▶ [Work instructions] Find and return every line of the data that contains the word "marked".

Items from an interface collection
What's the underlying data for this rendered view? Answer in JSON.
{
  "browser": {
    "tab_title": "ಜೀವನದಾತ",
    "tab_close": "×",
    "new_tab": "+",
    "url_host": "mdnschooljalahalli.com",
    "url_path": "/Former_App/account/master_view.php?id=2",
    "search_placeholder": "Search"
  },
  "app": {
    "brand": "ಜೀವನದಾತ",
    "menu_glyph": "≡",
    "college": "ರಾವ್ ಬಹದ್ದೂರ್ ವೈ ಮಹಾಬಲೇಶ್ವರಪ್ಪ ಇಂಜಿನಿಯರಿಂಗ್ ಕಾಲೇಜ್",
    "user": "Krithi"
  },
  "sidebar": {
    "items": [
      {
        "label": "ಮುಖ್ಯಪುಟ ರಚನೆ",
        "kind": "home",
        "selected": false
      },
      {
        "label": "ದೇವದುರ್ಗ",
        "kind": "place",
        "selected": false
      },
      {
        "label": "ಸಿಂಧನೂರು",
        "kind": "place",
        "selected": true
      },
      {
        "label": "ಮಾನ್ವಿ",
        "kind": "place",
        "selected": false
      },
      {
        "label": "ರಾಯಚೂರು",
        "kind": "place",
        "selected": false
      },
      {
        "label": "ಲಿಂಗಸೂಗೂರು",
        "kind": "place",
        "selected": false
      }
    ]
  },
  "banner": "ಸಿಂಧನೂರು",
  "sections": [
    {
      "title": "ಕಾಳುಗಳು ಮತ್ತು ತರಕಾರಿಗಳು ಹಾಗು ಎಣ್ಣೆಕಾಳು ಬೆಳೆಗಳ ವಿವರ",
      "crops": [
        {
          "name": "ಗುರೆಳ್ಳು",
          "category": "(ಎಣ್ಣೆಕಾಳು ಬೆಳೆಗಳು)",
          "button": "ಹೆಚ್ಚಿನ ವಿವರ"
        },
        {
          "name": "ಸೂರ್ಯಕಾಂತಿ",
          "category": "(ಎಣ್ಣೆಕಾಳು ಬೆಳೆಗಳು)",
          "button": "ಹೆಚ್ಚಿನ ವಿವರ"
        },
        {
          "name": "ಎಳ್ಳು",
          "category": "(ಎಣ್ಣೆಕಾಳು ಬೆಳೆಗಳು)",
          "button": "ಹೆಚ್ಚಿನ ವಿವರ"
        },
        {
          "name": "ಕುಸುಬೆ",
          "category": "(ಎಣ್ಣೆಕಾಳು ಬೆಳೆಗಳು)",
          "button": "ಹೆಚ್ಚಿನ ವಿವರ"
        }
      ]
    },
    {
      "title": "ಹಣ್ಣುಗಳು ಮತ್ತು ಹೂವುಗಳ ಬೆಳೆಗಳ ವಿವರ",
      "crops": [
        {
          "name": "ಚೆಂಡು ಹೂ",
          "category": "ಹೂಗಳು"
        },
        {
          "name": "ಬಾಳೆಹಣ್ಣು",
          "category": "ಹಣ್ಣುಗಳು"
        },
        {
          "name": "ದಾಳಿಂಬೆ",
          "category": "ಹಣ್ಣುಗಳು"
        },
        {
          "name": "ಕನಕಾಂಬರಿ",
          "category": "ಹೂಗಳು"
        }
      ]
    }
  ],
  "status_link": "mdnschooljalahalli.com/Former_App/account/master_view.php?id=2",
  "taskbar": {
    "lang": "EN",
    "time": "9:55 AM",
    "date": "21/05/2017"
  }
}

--

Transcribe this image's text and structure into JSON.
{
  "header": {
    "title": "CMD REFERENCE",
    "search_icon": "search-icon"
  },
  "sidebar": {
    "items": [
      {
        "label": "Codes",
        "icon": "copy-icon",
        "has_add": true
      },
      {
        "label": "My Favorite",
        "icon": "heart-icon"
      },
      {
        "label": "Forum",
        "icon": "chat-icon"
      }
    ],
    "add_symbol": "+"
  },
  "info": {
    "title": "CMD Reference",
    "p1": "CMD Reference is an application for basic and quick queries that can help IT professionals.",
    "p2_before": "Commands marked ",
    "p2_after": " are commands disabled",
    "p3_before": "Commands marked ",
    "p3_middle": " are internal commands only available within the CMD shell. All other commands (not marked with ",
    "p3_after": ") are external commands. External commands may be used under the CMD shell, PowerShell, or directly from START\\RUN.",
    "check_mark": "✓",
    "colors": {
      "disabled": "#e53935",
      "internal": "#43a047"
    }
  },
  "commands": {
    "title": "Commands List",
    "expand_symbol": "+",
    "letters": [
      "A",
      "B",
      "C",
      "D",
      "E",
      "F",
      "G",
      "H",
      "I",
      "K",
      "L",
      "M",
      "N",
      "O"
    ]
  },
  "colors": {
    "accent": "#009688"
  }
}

▶ [Task response]
    "p2_before": "Commands marked ",
    "p3_before": "Commands marked ",
    "p3_middle": " are internal commands only available within the CMD shell. All other commands (not marked with ",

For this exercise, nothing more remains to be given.